Does the Attorney General really think advocacy is a crime?
“Unless information that has not come to my attention is presented to me, what I have indicated in my testimony before Congress is that any journalist who’s engaged in true journalistic activities is not going to be prosecuted by this Justice Department,” Holder said.
“I certainly don’t agree with what [Glenn] Greenwald has done,” Holder said. “In some ways, he blurs the line between advocate and journalist. But on the basis of what I know now, I’m not sure there is a basis for prosecution of Greenwald.” [emphases Wheeler’s]
Not unreasonably, Wheeler, who like myself engages in advocacy journalism, is taken aback:
In this passage, which is admittedly not a transcript, Holder seems to distinguish between “true journalistic activities” and “advocate.”
If that is, in fact, fair syntax, then it suggests something troubling. Not just that Holder remains open to be persuaded that journalist Glenn Greenwald might be prosecutable. But that the “line” is drawn where “journalism” turns to “advocacy.”
Damn. I hope he tells our founding fathers, because it sounds like he might well have prosecuted a sizable chunk of those advocate journalists.
A more charitable—and given the lack of DoJ prosecutions of other advocacy journalists under Holder’s tenure, seemingly more accurate—-reading of the passage is that Holder is guilty of nothing more than a non sequitur in oral presentation. That is, “blur[ring] the line between advocate and journalist” is no more tied in Holder’s mind to “basis for prosecution” than “agree with what Greenwald is done.” Holder is both assuring the public that he opposes reporters working with criminals to release government secrets to the public, expressing the opinion that Greenwald is on the fringes of whatever constitutes “true journalism” in Holder’s mind, and yet saying that he has no evidence that Greenwald committed any actual crime. It’s the commission of crime—not likability or quality journalism—that is the basis for prosecution.

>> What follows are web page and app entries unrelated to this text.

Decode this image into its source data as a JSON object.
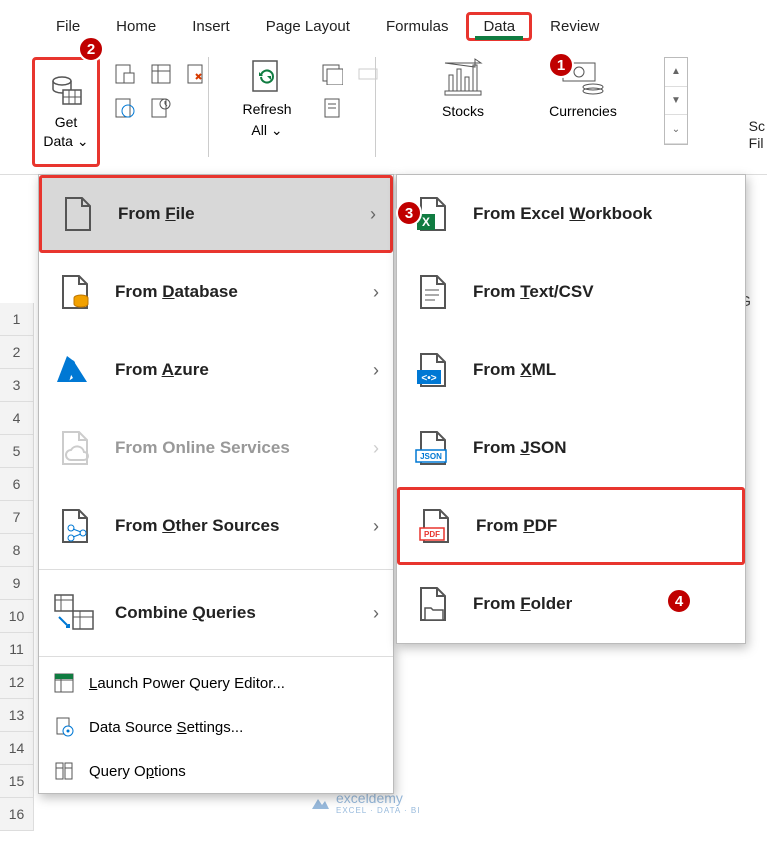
{
  "tabs": {
    "file": "File",
    "home": "Home",
    "insert": "Insert",
    "pageLayout": "Page Layout",
    "formulas": "Formulas",
    "data": "Data",
    "review": "Review"
  },
  "toolbar": {
    "getData1": "Get",
    "getData2": "Data ⌄",
    "refresh1": "Refresh",
    "refresh2": "All ⌄",
    "stocks": "Stocks",
    "currencies": "Currencies",
    "sortfilter1": "Sc",
    "sortfilter2": "Fil"
  },
  "menu1": {
    "fromFile": "From File",
    "fromDatabase": "From Database",
    "fromAzure": "From Azure",
    "fromOnline": "From Online Services",
    "fromOther": "From Other Sources",
    "combine": "Combine Queries",
    "launch": "Launch Power Query Editor...",
    "dsSettings": "Data Source Settings...",
    "qOptions": "Query Options"
  },
  "menu2": {
    "workbook": "From Excel Workbook",
    "textcsv": "From Text/CSV",
    "xml": "From XML",
    "json": "From JSON",
    "pdf": "From PDF",
    "folder": "From Folder"
  },
  "callouts": {
    "c1": "1",
    "c2": "2",
    "c3": "3",
    "c4": "4"
  },
  "colG": "G",
  "rows": [
    "1",
    "2",
    "3",
    "4",
    "5",
    "6",
    "7",
    "8",
    "9",
    "10",
    "11",
    "12",
    "13",
    "14",
    "15",
    "16"
  ],
  "watermark": {
    "name": "exceldemy",
    "sub": "EXCEL · DATA · BI"
  }
}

Additionally, because I’ve had much the same struggle as Holder in contextualizing the Greenwald-Snowden affair, I think Holder probably meant “activist” rather than “advocate.”
Greenwald has long engaged in advocacy on this issue. He’s been one of the most vocal and eloquent supporters of Julian Assange and the individual formerly known as PFC Bradley Manning. While I disagree with Greenwald’s position that bringing transparency to US Government secrets, through criminal activity if necessary, is in the public interest, it would be outrageous, indeed, if the DoJ were investigating the possibility of criminal prosecution for touting that view.

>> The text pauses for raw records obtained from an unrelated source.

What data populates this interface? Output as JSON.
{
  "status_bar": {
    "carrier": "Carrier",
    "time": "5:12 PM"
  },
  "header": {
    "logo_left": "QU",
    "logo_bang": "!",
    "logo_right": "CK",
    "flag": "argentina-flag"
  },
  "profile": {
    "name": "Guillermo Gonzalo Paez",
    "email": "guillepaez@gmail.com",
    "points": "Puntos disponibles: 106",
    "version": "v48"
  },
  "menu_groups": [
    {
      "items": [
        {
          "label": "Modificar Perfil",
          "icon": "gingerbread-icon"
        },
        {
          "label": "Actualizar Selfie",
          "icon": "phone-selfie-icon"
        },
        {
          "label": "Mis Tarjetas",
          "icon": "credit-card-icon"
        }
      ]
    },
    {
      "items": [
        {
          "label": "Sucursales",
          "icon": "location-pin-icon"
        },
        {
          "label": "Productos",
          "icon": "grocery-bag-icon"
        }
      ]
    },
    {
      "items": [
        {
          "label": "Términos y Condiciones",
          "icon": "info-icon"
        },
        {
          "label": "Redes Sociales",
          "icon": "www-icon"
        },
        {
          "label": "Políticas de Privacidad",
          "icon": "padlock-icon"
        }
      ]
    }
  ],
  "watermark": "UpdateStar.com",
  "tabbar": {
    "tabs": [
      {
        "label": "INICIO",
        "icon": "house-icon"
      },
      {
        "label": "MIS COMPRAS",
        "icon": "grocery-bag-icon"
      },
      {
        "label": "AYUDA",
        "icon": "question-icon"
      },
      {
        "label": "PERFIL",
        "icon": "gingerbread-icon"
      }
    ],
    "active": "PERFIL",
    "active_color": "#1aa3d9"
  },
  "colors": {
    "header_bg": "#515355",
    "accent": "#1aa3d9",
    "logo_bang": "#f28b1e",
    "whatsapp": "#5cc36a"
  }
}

But in the Snowden affair, Greenwald seems to have gone well beyond journalism and advocacy; he was an active participant in the plot to illegally disseminate government secrets and was the primary vehicle for making them public.* I don’t have the slightest problem with Holder and company doing their due diligence in investigating whether Greenwald, his partner David Miranda, and others who directly helped Snowden violated the law. That sort of scrutiny comes with participation in a criminal conspiracy.
Holder and his team have apparently come to the same conclusion that I have: that, while potentially harmful to US national security interests, Greenwald’s actions were legal. While there have been many prosecutions under the Espionage Act over the years, they’ve been restricted since World War I to those people—government employees and contractors—who had a duty to protect classified information. Greenwald has no such duty.

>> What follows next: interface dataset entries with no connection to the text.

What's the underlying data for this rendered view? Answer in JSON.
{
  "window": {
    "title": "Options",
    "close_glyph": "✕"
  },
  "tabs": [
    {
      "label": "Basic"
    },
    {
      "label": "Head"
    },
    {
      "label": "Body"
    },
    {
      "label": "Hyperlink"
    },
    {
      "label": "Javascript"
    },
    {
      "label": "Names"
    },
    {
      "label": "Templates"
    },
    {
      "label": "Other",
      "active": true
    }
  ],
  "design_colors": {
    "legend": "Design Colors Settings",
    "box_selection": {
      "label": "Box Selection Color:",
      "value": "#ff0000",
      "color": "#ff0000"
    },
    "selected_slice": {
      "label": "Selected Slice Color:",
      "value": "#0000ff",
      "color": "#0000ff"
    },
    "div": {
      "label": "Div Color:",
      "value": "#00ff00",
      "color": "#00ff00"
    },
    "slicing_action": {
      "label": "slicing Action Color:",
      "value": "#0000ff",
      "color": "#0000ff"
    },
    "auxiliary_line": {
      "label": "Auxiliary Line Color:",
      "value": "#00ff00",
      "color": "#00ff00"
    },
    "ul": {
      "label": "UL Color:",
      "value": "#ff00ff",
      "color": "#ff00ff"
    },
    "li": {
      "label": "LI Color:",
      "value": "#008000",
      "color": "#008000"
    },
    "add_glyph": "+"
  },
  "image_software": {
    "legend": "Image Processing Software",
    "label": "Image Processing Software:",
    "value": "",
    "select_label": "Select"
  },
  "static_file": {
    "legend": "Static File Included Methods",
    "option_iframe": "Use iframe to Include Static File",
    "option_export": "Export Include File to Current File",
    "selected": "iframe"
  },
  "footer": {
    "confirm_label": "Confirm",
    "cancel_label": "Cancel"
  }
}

Correction: The original version of the sentence read “an active participant in the plot to steal government secrets and was the primary vehicle for making them public.” This implies something that is neither true nor what I believe: that Greenwald was involved prior to Snowden’s decision to steal the documents. My point is merely that, as Greenwald himself acknowledges, he and Snowden actively collaborated not only on the means of transmission of the stolen documents but also on how they would be presented to the public. Snowden wasn’t a Bradley Manning, interested simply in dumping documents; he needed a collaborator to maximize the impact of the release.